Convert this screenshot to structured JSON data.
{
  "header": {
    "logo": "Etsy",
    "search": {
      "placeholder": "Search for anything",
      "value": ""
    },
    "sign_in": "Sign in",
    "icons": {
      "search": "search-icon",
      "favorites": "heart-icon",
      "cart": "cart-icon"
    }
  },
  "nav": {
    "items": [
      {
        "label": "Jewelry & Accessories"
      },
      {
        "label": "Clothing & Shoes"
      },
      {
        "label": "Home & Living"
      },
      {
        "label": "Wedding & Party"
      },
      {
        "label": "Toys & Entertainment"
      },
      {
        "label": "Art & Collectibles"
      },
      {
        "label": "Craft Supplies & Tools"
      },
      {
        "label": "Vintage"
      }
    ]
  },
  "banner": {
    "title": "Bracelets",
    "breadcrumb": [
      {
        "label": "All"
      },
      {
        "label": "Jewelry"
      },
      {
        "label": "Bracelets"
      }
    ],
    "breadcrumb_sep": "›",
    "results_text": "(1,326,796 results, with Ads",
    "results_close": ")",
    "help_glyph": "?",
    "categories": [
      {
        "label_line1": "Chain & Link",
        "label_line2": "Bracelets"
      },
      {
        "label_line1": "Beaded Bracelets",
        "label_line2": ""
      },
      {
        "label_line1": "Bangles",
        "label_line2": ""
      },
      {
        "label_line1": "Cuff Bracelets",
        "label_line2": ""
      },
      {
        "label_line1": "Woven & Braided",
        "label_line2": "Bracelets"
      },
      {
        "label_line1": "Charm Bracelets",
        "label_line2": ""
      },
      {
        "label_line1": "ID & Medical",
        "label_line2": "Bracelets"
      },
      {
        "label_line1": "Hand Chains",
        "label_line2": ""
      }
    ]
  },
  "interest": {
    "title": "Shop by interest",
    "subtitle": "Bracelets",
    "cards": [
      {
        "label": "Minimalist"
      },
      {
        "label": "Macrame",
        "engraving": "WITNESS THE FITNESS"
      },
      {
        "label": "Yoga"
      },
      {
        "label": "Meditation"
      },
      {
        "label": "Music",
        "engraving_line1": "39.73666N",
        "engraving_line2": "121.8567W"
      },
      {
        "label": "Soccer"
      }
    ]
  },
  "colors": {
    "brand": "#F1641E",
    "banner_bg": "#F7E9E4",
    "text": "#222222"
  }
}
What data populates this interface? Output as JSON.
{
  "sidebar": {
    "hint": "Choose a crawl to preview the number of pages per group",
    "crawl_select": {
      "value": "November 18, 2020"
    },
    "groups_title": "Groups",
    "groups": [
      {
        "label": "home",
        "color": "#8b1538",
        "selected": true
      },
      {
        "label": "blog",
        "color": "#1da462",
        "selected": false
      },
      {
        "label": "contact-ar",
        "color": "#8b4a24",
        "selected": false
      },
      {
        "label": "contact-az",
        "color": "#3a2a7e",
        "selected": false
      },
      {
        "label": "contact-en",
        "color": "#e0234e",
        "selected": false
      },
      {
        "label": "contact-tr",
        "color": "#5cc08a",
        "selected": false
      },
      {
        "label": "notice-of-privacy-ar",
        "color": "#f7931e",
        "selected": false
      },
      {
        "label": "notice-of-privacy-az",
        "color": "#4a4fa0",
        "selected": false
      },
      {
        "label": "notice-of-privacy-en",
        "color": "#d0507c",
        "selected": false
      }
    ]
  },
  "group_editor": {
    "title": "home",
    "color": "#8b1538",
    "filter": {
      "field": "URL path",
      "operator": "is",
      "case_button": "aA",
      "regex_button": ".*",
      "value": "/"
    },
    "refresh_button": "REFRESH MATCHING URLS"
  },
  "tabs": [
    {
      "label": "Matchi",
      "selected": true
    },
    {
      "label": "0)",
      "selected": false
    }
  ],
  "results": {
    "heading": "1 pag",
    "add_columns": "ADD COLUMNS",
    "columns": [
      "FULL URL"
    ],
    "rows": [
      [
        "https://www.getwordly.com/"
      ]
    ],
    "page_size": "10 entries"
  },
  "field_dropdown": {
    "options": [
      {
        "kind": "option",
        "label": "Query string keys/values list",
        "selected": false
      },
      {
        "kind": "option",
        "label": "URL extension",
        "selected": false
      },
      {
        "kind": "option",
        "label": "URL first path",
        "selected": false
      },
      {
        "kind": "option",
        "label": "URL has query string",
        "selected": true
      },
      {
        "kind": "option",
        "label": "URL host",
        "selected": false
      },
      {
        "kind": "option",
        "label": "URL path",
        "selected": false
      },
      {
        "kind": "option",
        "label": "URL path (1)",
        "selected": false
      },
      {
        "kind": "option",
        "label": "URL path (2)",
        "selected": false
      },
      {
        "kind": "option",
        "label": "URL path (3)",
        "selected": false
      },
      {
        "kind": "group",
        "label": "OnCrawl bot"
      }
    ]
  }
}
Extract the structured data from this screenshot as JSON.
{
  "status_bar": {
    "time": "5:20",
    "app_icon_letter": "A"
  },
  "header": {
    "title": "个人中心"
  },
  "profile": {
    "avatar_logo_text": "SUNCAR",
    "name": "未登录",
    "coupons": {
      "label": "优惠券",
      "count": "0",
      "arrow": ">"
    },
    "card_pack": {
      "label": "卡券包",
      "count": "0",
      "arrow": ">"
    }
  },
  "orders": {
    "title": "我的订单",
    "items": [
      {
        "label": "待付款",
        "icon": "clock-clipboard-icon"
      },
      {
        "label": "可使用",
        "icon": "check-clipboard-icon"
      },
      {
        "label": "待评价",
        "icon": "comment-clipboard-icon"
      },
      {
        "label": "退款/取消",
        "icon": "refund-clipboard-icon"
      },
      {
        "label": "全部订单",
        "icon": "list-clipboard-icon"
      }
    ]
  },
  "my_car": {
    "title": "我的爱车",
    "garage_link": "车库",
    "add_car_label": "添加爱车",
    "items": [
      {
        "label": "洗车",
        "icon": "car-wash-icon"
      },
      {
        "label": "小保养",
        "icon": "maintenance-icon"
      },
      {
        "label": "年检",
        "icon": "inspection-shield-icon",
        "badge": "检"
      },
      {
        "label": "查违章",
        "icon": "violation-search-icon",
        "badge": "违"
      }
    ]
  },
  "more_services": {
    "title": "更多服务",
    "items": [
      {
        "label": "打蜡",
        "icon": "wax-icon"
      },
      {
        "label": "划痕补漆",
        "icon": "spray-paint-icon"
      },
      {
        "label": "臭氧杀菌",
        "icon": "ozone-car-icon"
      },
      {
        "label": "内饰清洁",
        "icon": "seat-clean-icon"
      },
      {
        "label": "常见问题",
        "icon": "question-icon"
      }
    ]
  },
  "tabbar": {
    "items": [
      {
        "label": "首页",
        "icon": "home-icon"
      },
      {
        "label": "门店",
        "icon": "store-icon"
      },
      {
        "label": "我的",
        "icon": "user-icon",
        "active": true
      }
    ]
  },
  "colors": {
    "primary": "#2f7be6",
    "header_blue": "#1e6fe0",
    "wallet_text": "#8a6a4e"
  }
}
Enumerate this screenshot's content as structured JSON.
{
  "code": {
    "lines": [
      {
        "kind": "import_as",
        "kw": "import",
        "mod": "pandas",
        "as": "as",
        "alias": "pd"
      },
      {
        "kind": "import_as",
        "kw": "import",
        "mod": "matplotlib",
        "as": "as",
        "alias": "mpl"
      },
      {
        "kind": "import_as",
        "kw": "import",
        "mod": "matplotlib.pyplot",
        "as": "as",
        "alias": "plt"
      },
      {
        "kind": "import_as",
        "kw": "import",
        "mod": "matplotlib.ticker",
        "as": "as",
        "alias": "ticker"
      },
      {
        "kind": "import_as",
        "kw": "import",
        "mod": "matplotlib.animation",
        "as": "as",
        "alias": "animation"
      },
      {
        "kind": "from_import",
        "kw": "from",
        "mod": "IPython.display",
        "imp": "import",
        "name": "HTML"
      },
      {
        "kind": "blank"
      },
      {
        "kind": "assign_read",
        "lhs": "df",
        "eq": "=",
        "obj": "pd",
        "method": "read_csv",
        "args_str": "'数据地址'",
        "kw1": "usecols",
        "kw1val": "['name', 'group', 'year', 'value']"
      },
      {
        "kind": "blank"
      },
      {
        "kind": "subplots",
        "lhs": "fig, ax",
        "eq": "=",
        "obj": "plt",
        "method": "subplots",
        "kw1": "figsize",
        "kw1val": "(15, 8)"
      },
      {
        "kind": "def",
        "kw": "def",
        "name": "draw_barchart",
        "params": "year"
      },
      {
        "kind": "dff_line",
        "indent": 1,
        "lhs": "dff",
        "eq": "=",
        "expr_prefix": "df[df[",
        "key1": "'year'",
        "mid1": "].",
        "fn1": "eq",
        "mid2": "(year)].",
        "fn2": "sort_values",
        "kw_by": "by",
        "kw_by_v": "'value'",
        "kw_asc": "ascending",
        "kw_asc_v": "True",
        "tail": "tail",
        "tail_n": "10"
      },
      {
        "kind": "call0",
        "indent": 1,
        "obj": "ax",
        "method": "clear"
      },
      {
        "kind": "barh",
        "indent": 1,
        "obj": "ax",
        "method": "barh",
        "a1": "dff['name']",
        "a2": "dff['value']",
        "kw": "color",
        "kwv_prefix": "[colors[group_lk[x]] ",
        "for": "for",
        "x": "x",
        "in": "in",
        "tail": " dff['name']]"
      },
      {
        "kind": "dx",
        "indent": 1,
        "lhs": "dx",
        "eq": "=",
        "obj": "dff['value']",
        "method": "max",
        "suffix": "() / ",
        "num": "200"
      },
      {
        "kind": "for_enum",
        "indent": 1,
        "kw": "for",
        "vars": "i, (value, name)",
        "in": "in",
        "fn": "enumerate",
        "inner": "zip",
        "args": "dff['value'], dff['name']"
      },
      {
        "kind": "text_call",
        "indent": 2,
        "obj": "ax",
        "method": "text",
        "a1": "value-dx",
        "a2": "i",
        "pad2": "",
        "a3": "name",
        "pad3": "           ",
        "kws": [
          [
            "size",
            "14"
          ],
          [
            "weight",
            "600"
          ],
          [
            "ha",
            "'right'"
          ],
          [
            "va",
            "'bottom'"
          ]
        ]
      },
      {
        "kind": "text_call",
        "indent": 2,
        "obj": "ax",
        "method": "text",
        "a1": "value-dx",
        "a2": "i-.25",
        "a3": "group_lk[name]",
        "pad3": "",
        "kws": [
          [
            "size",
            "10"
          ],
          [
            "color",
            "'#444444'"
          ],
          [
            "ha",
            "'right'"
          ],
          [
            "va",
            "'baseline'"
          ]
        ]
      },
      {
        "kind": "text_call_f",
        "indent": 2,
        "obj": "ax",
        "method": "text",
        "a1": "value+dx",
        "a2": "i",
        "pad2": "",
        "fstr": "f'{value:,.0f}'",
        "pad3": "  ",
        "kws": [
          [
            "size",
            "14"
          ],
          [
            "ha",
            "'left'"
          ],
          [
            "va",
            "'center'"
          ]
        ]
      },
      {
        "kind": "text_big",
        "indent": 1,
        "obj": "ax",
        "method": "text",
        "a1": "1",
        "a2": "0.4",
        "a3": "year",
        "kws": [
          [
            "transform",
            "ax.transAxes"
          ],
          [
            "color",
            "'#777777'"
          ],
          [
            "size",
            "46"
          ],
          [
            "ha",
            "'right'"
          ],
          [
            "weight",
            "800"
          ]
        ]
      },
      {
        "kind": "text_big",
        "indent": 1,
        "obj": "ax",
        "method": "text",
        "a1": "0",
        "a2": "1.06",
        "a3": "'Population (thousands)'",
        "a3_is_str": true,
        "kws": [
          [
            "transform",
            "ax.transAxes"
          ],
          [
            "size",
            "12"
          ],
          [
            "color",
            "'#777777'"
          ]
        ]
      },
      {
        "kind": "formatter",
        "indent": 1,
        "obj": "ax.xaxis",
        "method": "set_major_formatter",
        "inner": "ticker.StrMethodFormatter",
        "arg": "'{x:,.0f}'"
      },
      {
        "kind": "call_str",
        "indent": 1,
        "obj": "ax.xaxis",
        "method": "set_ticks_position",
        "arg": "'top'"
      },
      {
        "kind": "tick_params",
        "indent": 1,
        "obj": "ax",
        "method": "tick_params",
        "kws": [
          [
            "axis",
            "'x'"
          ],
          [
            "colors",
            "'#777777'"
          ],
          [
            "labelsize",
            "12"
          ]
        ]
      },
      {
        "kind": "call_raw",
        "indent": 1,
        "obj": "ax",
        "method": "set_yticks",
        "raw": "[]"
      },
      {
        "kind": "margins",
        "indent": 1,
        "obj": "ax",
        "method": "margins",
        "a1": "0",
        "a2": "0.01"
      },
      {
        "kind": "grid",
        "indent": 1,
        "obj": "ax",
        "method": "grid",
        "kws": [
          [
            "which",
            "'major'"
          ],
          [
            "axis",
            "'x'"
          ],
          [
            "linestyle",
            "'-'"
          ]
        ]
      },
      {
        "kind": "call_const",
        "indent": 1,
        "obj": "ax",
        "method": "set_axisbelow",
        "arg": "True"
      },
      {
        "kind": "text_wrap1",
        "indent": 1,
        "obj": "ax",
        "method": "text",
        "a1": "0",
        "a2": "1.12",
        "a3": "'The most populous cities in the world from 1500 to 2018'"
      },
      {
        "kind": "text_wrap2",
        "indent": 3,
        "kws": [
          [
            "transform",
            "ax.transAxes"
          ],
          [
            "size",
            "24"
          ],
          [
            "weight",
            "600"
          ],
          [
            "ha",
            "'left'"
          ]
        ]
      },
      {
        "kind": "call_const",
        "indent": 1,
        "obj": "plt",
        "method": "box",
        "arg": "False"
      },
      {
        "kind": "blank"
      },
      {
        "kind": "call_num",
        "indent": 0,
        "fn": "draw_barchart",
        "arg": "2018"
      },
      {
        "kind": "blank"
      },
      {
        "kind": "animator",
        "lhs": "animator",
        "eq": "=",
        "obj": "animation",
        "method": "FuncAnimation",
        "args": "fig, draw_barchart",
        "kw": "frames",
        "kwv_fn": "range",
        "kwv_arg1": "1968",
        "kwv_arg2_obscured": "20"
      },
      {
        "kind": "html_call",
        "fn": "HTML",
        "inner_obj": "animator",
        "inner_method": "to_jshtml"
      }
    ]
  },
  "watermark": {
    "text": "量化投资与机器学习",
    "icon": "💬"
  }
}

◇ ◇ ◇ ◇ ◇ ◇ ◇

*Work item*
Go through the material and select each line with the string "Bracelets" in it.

*Output of the exercise*
    "title": "Bracelets",
        "label": "Bracelets"
        "label_line2": "Bracelets"
        "label_line1": "Beaded Bracelets",
        "label_line1": "Cuff Bracelets",
        "label_line2": "Bracelets"
        "label_line1": "Charm Bracelets",
        "label_line2": "Bracelets"
    "subtitle": "Bracelets",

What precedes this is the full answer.